The head of New Jersey Transit dug in his heels on Monday, defending the agency's preparations in advance of Sandy -- and adding it previously thought it would have at least 20 more years to adapt to climate change.
As Transportation Nation reported, critics say there's a direct line between NJ Governor Chris Christie's inaction on climate change and New Jersey transit’s costly decision to store brand-new trains in low-lying, flood prone rail yards during storm Sandy.
At a Senate subcommittee hearing last week, New Jersey Senator Frank Lautenberg questioned NJ Transit's decision to park trains in rail yards that flooded during Sandy. But when agency head James Weinstein defended that decision, saying his information indicated an "80 to 90 percent range that no flooding would happen," the questions stopped.
For four days.
At a New Jersey Assembly Transportation Committee hearing in Trenton on Monday, Weinstein was asked to retread the steps the agency took to secure its fleet in the face of the oncoming storm -- and explain why it decided not to study the impact of climate change on its rolling stock.
Assemblywoman Linda Stender picked up the issue. "Back in March," she said, "it was reported that New Jersey Transit declined to have climate change consultants do an analysis -- they were told to skip it."
Not so, Weinstein said.
"Basically, it was a study to determine a study," he said. 'It was sort of the beginning of a process, and I think the response and the decision that as made at that time was that if we understand the vulnerability of our properties, where we store equipment -- the way you deal with equipment is to move it to places where it's not vulnerable.

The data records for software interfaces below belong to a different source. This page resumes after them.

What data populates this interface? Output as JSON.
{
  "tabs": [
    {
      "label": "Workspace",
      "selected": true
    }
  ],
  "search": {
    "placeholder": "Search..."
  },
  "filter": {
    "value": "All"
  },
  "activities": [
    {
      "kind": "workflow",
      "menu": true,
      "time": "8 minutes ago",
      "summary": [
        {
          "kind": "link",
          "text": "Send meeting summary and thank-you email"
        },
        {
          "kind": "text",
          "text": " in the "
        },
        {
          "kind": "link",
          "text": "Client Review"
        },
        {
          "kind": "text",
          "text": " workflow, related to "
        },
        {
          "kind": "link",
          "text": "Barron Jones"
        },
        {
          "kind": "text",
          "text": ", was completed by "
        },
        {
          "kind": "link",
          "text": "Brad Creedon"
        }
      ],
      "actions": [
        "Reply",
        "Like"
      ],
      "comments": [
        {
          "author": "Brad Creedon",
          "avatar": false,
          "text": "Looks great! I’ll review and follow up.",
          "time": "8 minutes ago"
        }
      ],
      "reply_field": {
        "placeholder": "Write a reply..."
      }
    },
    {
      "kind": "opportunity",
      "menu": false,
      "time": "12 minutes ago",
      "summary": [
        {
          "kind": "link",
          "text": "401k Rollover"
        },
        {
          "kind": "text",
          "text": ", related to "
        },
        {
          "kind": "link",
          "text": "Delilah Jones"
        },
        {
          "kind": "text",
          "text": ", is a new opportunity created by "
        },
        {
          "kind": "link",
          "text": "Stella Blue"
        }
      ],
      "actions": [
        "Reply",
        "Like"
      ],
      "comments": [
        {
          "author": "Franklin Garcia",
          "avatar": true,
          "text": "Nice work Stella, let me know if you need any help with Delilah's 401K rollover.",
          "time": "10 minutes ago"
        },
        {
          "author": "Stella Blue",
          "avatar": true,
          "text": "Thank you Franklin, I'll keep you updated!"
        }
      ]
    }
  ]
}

So I'm not quite sure what a consultant would have told us, other than ' this facility is in harm's way, you need to move it out of harm's way.'"

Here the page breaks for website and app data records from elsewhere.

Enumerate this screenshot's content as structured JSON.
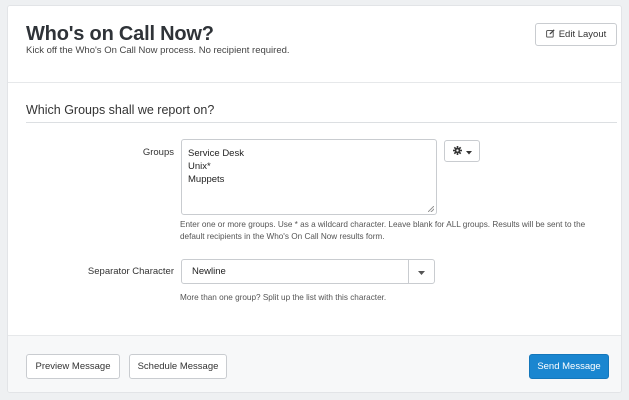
{
  "header": {
    "title": "Who's on Call Now?",
    "subtitle": "Kick off the Who's On Call Now process. No recipient required.",
    "edit_layout_label": "Edit Layout",
    "edit_icon": "pencil-square-icon"
  },
  "section": {
    "title": "Which Groups shall we report on?"
  },
  "groups_field": {
    "label": "Groups",
    "lines": [
      "Service Desk",
      "Unix*",
      "Muppets"
    ],
    "options_icon": "gear-icon",
    "help_line1": "Enter one or more groups. Use * as a wildcard character. Leave blank for ALL groups. Results will be sent to the",
    "help_line2": "default recipients in the Who's On Call Now results form."
  },
  "separator_field": {
    "label": "Separator Character",
    "selected": "Newline",
    "help": "More than one group? Split up the list with this character."
  },
  "footer": {
    "preview_label": "Preview Message",
    "schedule_label": "Schedule Message",
    "send_label": "Send Message"
  },
  "colors": {
    "primary": "#1a86d0",
    "background": "#eef0f2"
  }
}
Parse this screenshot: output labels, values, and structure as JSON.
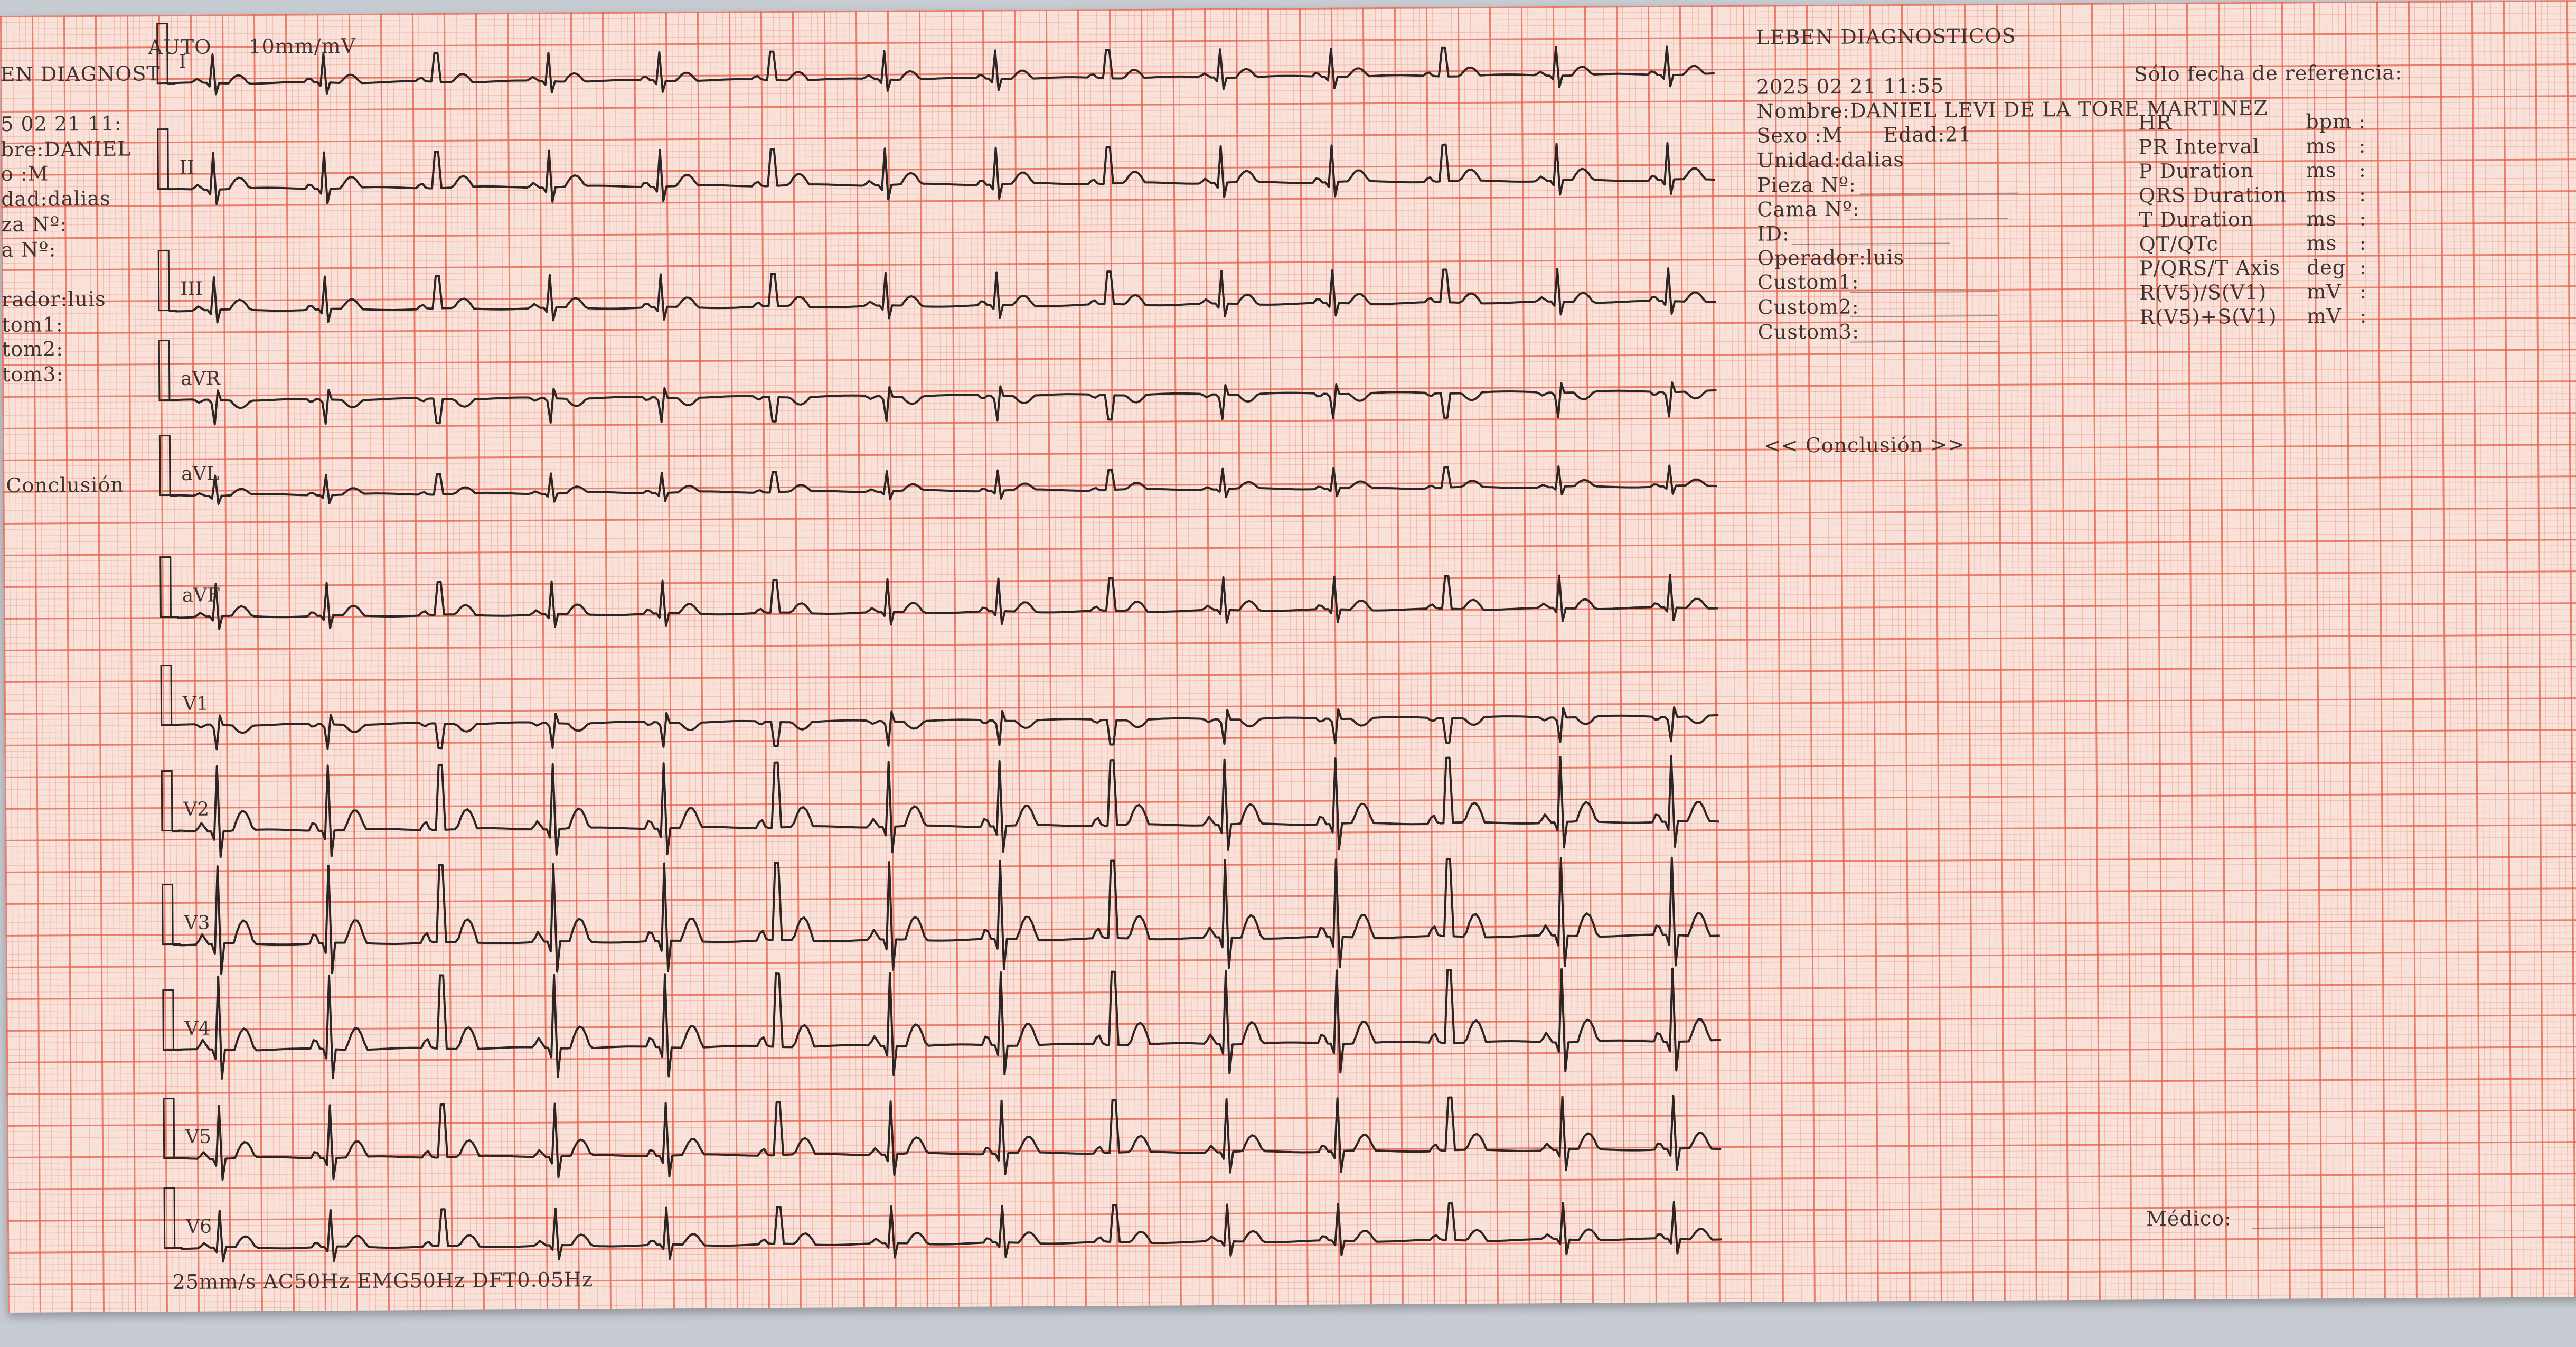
{
  "report": {
    "left_header": "EN DIAGNOST",
    "left_date": "5 02 21 11:",
    "left_name": "bre:DANIEL",
    "left_sex": "o  :M",
    "left_unit": "dad:dalias",
    "left_room": "za Nº:",
    "left_bed": "a Nº:",
    "left_operator": "rador:luis",
    "left_custom1": "tom1:",
    "left_custom2": "tom2:",
    "left_custom3": "tom3:",
    "left_conclusion": "Conclusión",
    "mode": "AUTO",
    "gain": "10mm/mV",
    "footer": "25mm/s  AC50Hz EMG50Hz DFT0.05Hz",
    "clinic": "LEBEN DIAGNOSTICOS",
    "datetime": "2025 02 21 11:55",
    "name": "Nombre:DANIEL LEVI DE LA TORE MARTINEZ",
    "sex": "Sexo  :M",
    "age": "Edad:21",
    "unit": "Unidad:dalias",
    "room": "Pieza Nº:",
    "bed": "Cama Nº:",
    "id": "ID:",
    "operator": "Operador:luis",
    "custom1": "Custom1:",
    "custom2": "Custom2:",
    "custom3": "Custom3:",
    "conclusion": "<< Conclusión >>",
    "reference_only": "Sólo fecha de referencia:",
    "measurements": [
      {
        "label": "HR",
        "unit": "bpm",
        "sep": ":"
      },
      {
        "label": "PR Interval",
        "unit": "ms",
        "sep": ":"
      },
      {
        "label": "P Duration",
        "unit": "ms",
        "sep": ":"
      },
      {
        "label": "QRS Duration",
        "unit": "ms",
        "sep": ":"
      },
      {
        "label": "T Duration",
        "unit": "ms",
        "sep": ":"
      },
      {
        "label": "QT/QTc",
        "unit": "ms",
        "sep": ":"
      },
      {
        "label": "P/QRS/T Axis",
        "unit": "deg",
        "sep": ":"
      },
      {
        "label": "R(V5)/S(V1)",
        "unit": "mV",
        "sep": ":"
      },
      {
        "label": "R(V5)+S(V1)",
        "unit": "mV",
        "sep": ":"
      }
    ],
    "doctor": "Médico:"
  },
  "leads": [
    "I",
    "II",
    "III",
    "aVR",
    "aVL",
    "aVF",
    "V1",
    "V2",
    "V3",
    "V4",
    "V5",
    "V6"
  ],
  "colors": {
    "paper": "#f8e2da",
    "grid": "#e7604c",
    "trace": "#2d2424",
    "background": "#c7ccd3"
  }
}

Stender wasn't mollified. "I guess my concern is I don't understand why a decision like that was made," she said, pointing out that other transit agencies were studying the issue. "It really seems to me that was a very bad choice to have skipped something like that."
Weinstein disagreed with that characterization. The agency did the study, he said -- just not all of it.

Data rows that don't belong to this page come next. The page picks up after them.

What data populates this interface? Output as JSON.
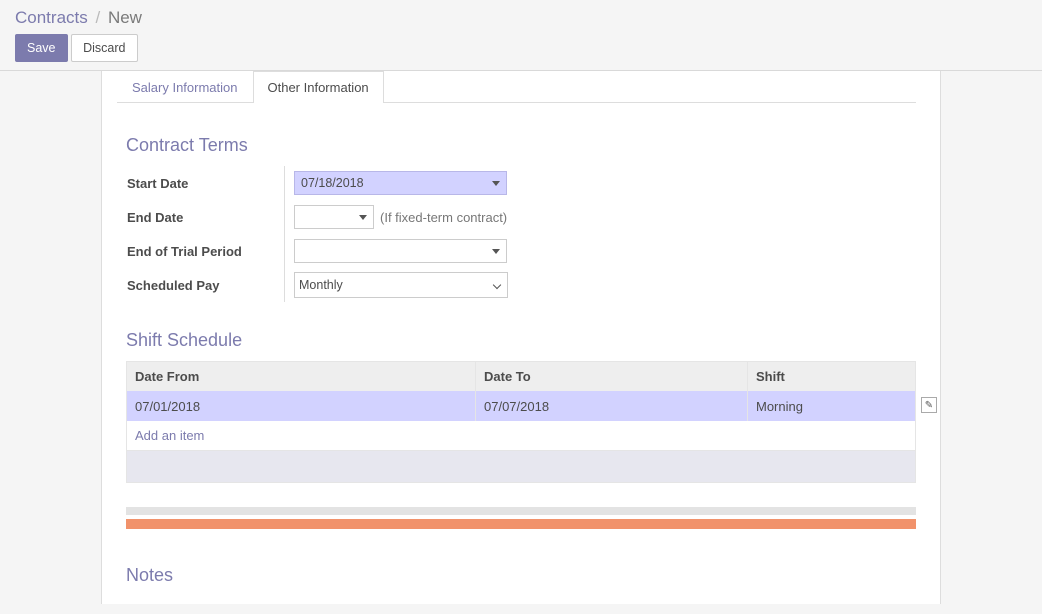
{
  "breadcrumb": {
    "root": "Contracts",
    "current": "New"
  },
  "buttons": {
    "save": "Save",
    "discard": "Discard"
  },
  "tabs": {
    "salary": "Salary Information",
    "other": "Other Information"
  },
  "terms": {
    "heading": "Contract Terms",
    "labels": {
      "start_date": "Start Date",
      "end_date": "End Date",
      "end_trial": "End of Trial Period",
      "scheduled_pay": "Scheduled Pay"
    },
    "start_date": "07/18/2018",
    "end_date": "",
    "end_date_hint": "(If fixed-term contract)",
    "trial_date": "",
    "scheduled_pay": "Monthly"
  },
  "shift": {
    "heading": "Shift Schedule",
    "cols": {
      "from": "Date From",
      "to": "Date To",
      "shift": "Shift"
    },
    "rows": [
      {
        "from": "07/01/2018",
        "to": "07/07/2018",
        "shift": "Morning"
      }
    ],
    "add_item": "Add an item"
  },
  "notes": {
    "heading": "Notes"
  }
}
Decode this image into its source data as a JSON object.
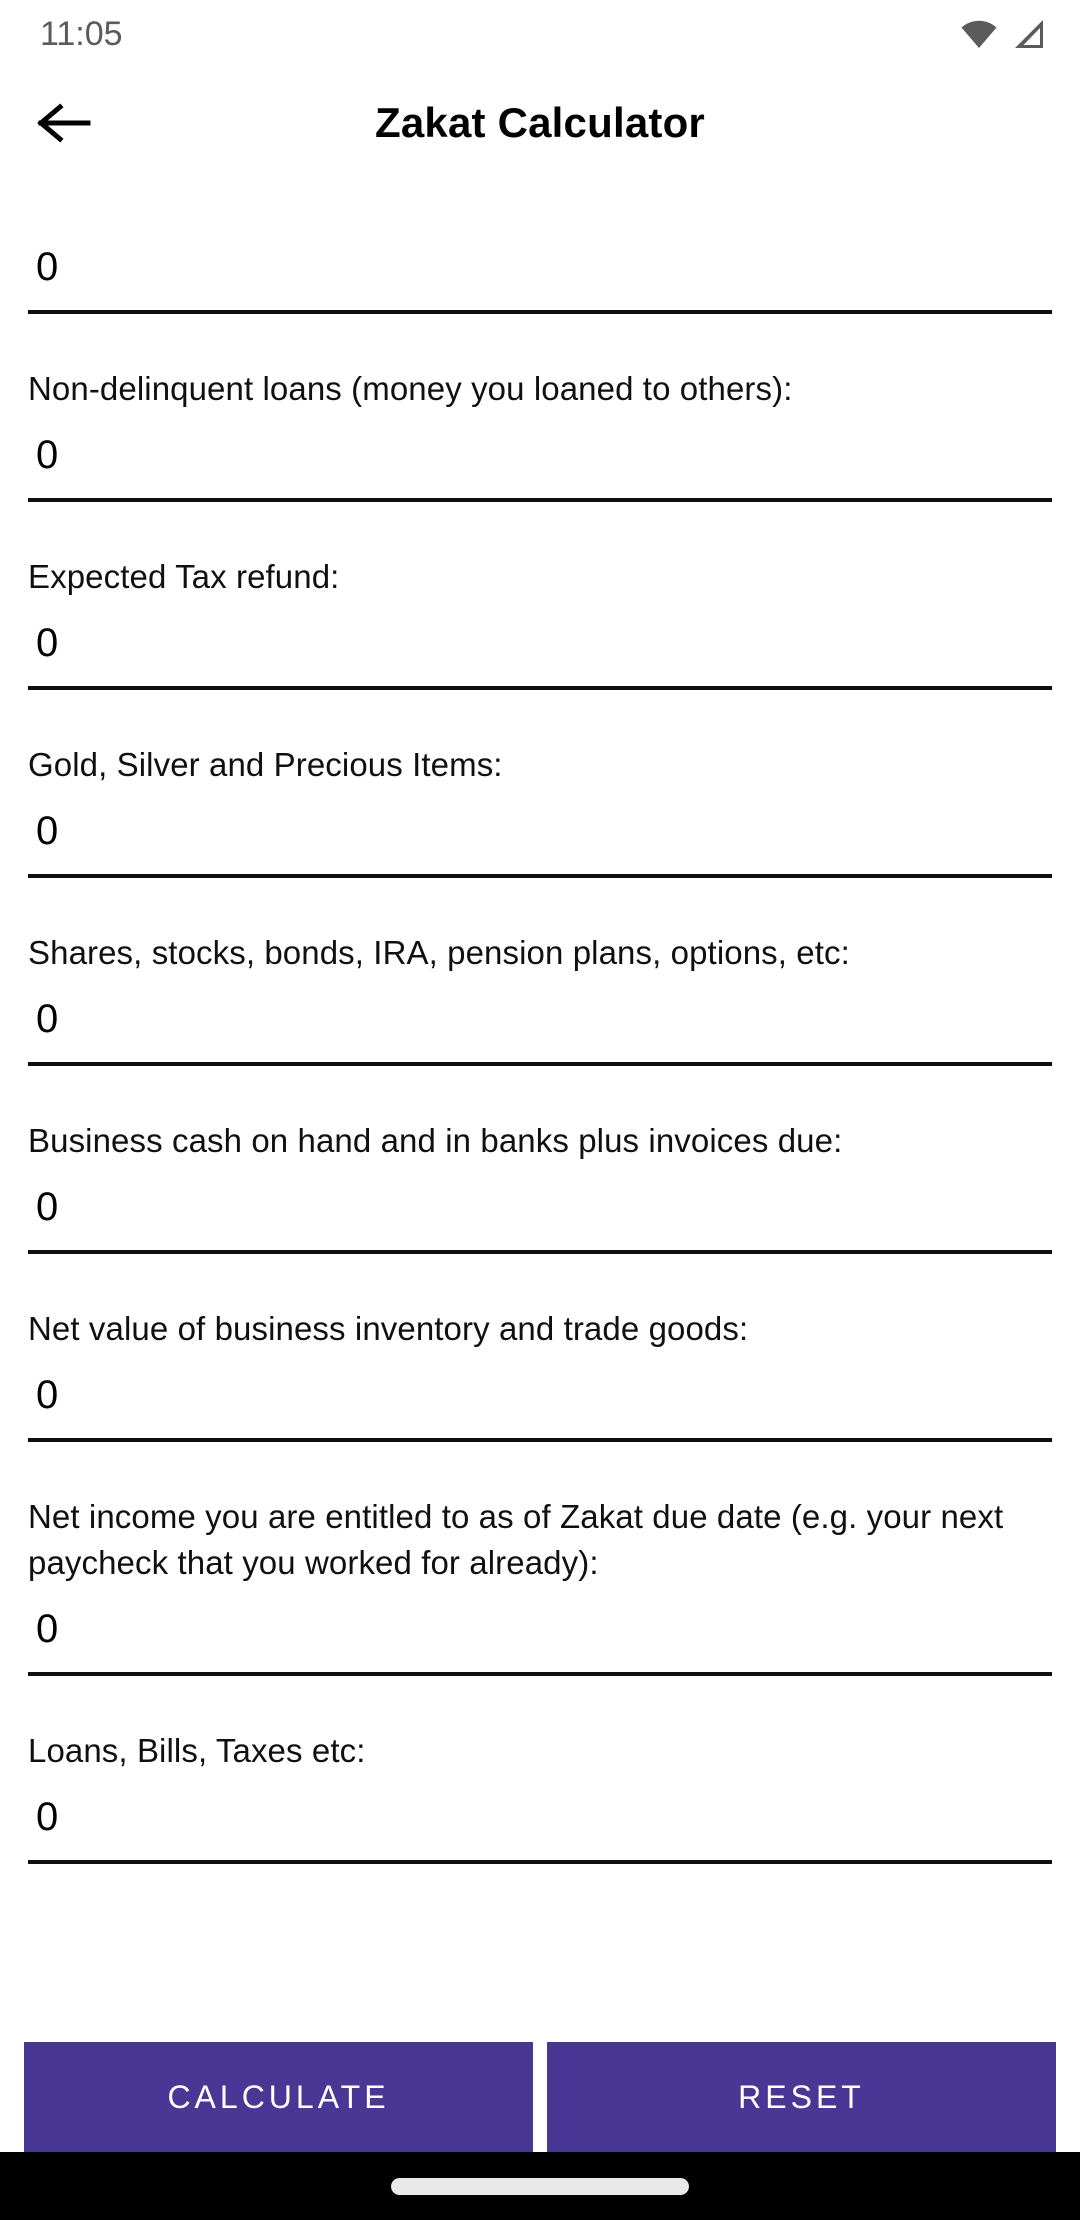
{
  "status_bar": {
    "time": "11:05",
    "icons": [
      "wifi-icon",
      "cellular-signal-icon"
    ]
  },
  "app_bar": {
    "back_icon": "arrow-left-icon",
    "title": "Zakat Calculator"
  },
  "theme": {
    "accent": "#483795",
    "button_text": "#ffffff",
    "text": "#101010",
    "status_text": "#5b5b5b",
    "underline": "#111111",
    "nav_bar_background": "#000000",
    "page_background": "#ffffff"
  },
  "form": {
    "placeholder": "0",
    "fields": [
      {
        "label": "",
        "value": "0",
        "label_visible": false,
        "name": "cash-in-hand-and-bank-field"
      },
      {
        "label": "Non-delinquent loans (money you loaned to others):",
        "value": "0",
        "label_visible": true,
        "name": "non-delinquent-loans-field"
      },
      {
        "label": "Expected Tax refund:",
        "value": "0",
        "label_visible": true,
        "name": "expected-tax-refund-field"
      },
      {
        "label": "Gold, Silver and Precious Items:",
        "value": "0",
        "label_visible": true,
        "name": "gold-silver-precious-items-field"
      },
      {
        "label": "Shares, stocks, bonds, IRA, pension plans, options, etc:",
        "value": "0",
        "label_visible": true,
        "name": "shares-stocks-bonds-field"
      },
      {
        "label": "Business cash on hand and in banks plus invoices due:",
        "value": "0",
        "label_visible": true,
        "name": "business-cash-field"
      },
      {
        "label": "Net value of business inventory and trade goods:",
        "value": "0",
        "label_visible": true,
        "name": "business-inventory-field"
      },
      {
        "label": "Net income you are entitled to as of Zakat due date (e.g. your next paycheck that you worked for already):",
        "value": "0",
        "label_visible": true,
        "name": "net-income-entitled-field"
      },
      {
        "label": "Loans, Bills, Taxes etc:",
        "value": "0",
        "label_visible": true,
        "name": "loans-bills-taxes-field"
      }
    ]
  },
  "actions": {
    "calculate_label": "CALCULATE",
    "reset_label": "RESET"
  },
  "nav_bar": {
    "home_indicator": "home-indicator-pill"
  }
}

"We did not skip the study," Weinstein retorted. "We actually executed the study. The only thing we didn't do in that study was an analysis of the actual equipment. We did an analysis, the beginning of an analysis, on the facilities...and the reason that we did that is because if you determine that the Meadowlands Maintenance Facility, for instance, is flood-prone, then.. that informs your decision not to keep equipment there...We actually -- that study is actually complete, I've seen a copy of it, although I confess I have not studied it, but I don't want to leave the impression that we just said 'no, we're not going to do that.' That's not what we did. We did the study; we just concluded that the way you address the equipment problem, the rolling stock problem, is by moving it."
But wouldn't a study show that the facility was vulnerable and the equipment should have been moved, countered Stender?
"Actually, Assemblywoman, that study showed -- concluded -- that we had as much as 20 years to start making -- to adapt to climatological changes that are taking place," said Weinstein, "and I just go back and say this: it was the worst storm in my memory, in our generation, and the reality is that there is no history of flooding at the Meadowlands Maintenance Complex. I know everybody says it's in a flood zone. It's not! The western part of Hoboken Terminal is not in a flood zone. Now, having said that, we are informed. We know now that under circumstances like Sandy that that's going to flood. So we've got to come up with a better idea."
"I would really recommend that ... you revisit that issue," said Stender. "The fact that it happened means that there was a possibility that it could happen and somebody didn't see it."
Later in the hearing, Weinstein said the Meadowlands facility could not be relocated -- "nor frankly do I believe, at least at this point, that there is a necessity to do it. I believe that we can build some resiliency in, and we're going to be looking that those, but frankly, rail yards have been located in that area of our state for well over 100 years."
He said NJ Transit planned to elevate some electrical substations. And, he said, it had learned from Sandy's experience. "I can assure you that we will not be parking equipment at the Meadowlands Maintenance Facility in the face of a similar storm in the near future."
Weinstein also assured lawmakers NJ Transit wouldn't raise fares to cover the hundreds of millions of dollars worth of damage it sustained during the storm. "Absolutely not. There will be no fare increase to cover the costs. We believe all of those costs will be covered by other means -- insurance, FEMA reimbursement. Period."
That assertion was questioned by Assemblyman Upendra Chivukula, who sounded incredulous. "You're assuring [us] that there won't be any rate increases, even though the insurance companies -- once they cover your damages -- they're going to hike up your premiums?"
"There will be no fare increases," Weinstein said firmly.
"For how long?" pressed Chivukula. "This is the question the committee - "
"For as long as I am executive director," Weinstein interjected.
"I don't know how long that will be," said Chivukula.
"Nor do I, sir," responded Weinstein, causing the assemblyman to dissolve into laughter.